I attempted to ghost this sex pest, and then I tried to explain why I never wanted to hear from him again, but he was shockingly unfazed. “That’s cool no biggie,” he texted, and then he asked me a question about a mutual Facebook friend—someone who’d actually confided in me that he’d done the same thing to her in high school. His modus operandi hadn’t changed in almost thirty years.
It felt like the final nail in the coffin of 2017.
It’s been just over a year since that first fateful date. A family emergency took me home for the anniversary of our teahouse meeting, and being away from my apartment—with my former Valentine’s shirt hidden in my closet, the flowers he gave me dried and framed on the wall—made it easier. I wound my way through the streets as if I were living an alternate life, the one I’d always wondered about, where I drive to get Starbucks and adjust to driving seventy miles per hour on the highway and rattle around in a too-big house that’s eerily quiet at night except for the noise of cats in heat.
I’d thought at the very least my former Valentine and I would be friends by now, but I’d given up on even the social media facsimile of a friendship months ago.
“Keep your energy on your stuff; anyways you like him too much to be friends, so you gotta scrap that idea for a while. I’m sorry,” Amy emailed me in August, along with an emoji kiss. I’d already unfriended the punk and the musician on Facebook, and the e-Valentine was the last to go.
It felt like finally ridding myself of an albatross, although I still wince in embarrassment at how much I miss him—the other night I dreamed he stole my cats.
Valentine’s Day is once again upon me. I was dreading it, wondering if I should leave town for the night, but as a freelancer I can’t even keep track of what day it is, never mind holidays, so who cares? Maybe I’ll go dancing, but who am I kidding? I’ll probably just order in, watch a movie, and luxuriously get in bed at 9 or 10 p.m. to read. I have long made my own coziness.
For a hot second, I got a taste of what it felt like to be with someone who, as my friend Chelsea puts it, looked at me with heart-eye-emojis, and it was everything. There are times when I worry I’ll never feel that way again, or if I do, that it won’t be returned, or that two people staring at each other with heart-eye-emojis will create some powerful Care Bear Stare that’s too beautiful to withstand. But writing this has cauterized several seeping wounds in a way I’d forgotten writing can do, and all that’s left is scar tissue and a little bit of anger.
Mostly, I feel annoyed that I can’t quantify the lessons of the past year. I want empirical evidence that I learned something, that I will stop seeking out Sex Creeps, that my boundaries are firmer than ever, that I will throw the next sex pest out of my apartment on his head.

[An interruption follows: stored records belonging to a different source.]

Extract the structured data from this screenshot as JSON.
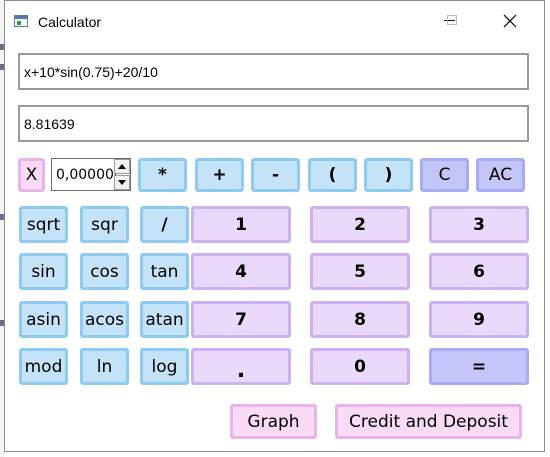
{
  "window": {
    "title": "Calculator"
  },
  "display": {
    "expression": "x+10*sin(0.75)+20/10",
    "result": "8.81639"
  },
  "x_control": {
    "x_label": "X",
    "x_value": "0,000000"
  },
  "operators": {
    "multiply": "*",
    "plus": "+",
    "minus": "-",
    "open_paren": "(",
    "close_paren": ")",
    "clear": "C",
    "all_clear": "AC",
    "divide": "/"
  },
  "functions": {
    "sqrt": "sqrt",
    "sqr": "sqr",
    "sin": "sin",
    "cos": "cos",
    "tan": "tan",
    "asin": "asin",
    "acos": "acos",
    "atan": "atan",
    "mod": "mod",
    "ln": "ln",
    "log": "log"
  },
  "digits": {
    "d1": "1",
    "d2": "2",
    "d3": "3",
    "d4": "4",
    "d5": "5",
    "d6": "6",
    "d7": "7",
    "d8": "8",
    "d9": "9",
    "d0": "0",
    "dot": ".",
    "equals": "="
  },
  "actions": {
    "graph": "Graph",
    "credit_deposit": "Credit and Deposit"
  },
  "colors": {
    "function_button": "#c4e2f8",
    "digit_button": "#ead9fa",
    "clear_button": "#c4c6f9",
    "accent_button": "#f9dbf6"
  }
}
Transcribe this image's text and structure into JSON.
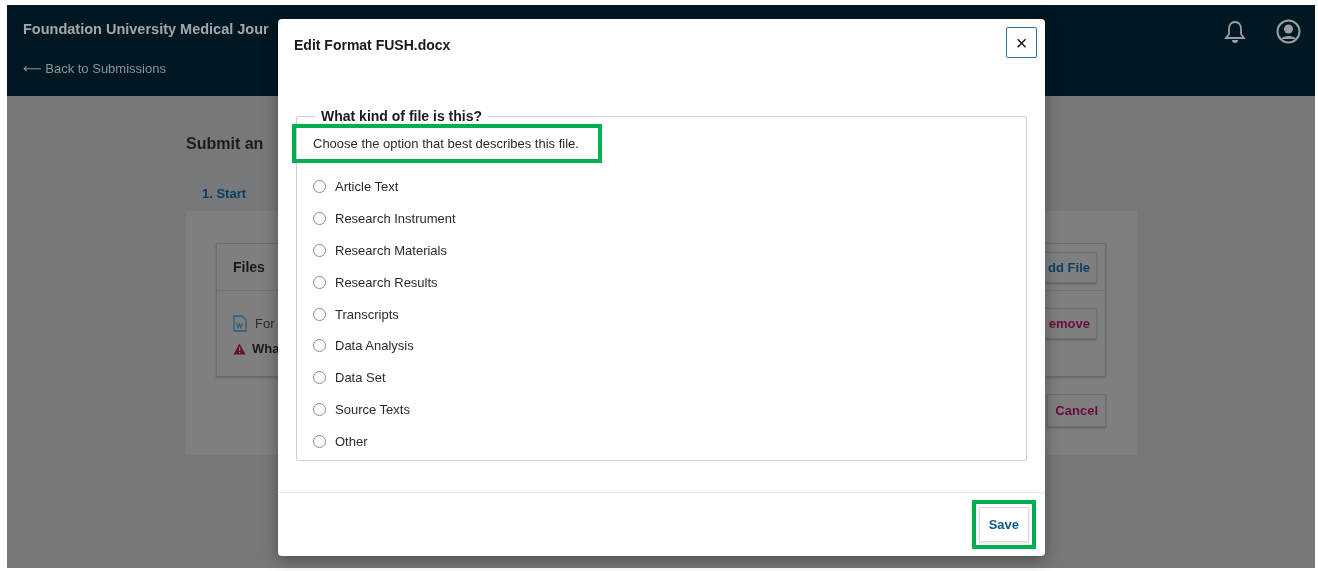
{
  "header": {
    "title": "Foundation University Medical Jour",
    "back_link": "⟵ Back to Submissions"
  },
  "page": {
    "heading": "Submit an",
    "tabs": [
      {
        "label": "1. Start",
        "selected": true
      }
    ],
    "files_panel": {
      "title": "Files",
      "add_button": "dd File",
      "file": {
        "name": "For",
        "remove_button": "emove"
      },
      "warning": "Wha"
    },
    "cancel_button": "Cancel"
  },
  "modal": {
    "title": "Edit Format FUSH.docx",
    "close": "×",
    "fieldset": {
      "legend": "What kind of file is this?",
      "description": {
        "text": "Choose the option that best describes this file.",
        "highlighted": true
      },
      "options": [
        {
          "label": "Article Text",
          "selected": false,
          "focused": false
        },
        {
          "label": "Research Instrument",
          "selected": false,
          "focused": false
        },
        {
          "label": "Research Materials",
          "selected": false,
          "focused": false
        },
        {
          "label": "Research Results",
          "selected": false,
          "focused": false
        },
        {
          "label": "Transcripts",
          "selected": false,
          "focused": false
        },
        {
          "label": "Data Analysis",
          "selected": false,
          "focused": false
        },
        {
          "label": "Data Set",
          "selected": false,
          "focused": false
        },
        {
          "label": "Source Texts",
          "selected": false,
          "focused": false
        },
        {
          "label": "Other",
          "selected": false,
          "focused": false
        }
      ]
    },
    "save_button": {
      "label": "Save",
      "highlighted": true
    }
  }
}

I thought I was putting Attached into practice—I even left a steady freelance job that I sensed would never take me where I wanted to be—but really, the lessons are still unfolding, and sometimes it seems like I take five steps back for every one step forward. The only way to figure out the meaning of this past year is to—with all respect to my fellow Texan Matthew McConaughey—Just Keep Livin’ and see what happens when I meet the next strange muppety man who will steal into my before-bed musings.
Photographs of Jenni Miller © Kirsten Bode. All photographs provided courtesy of author.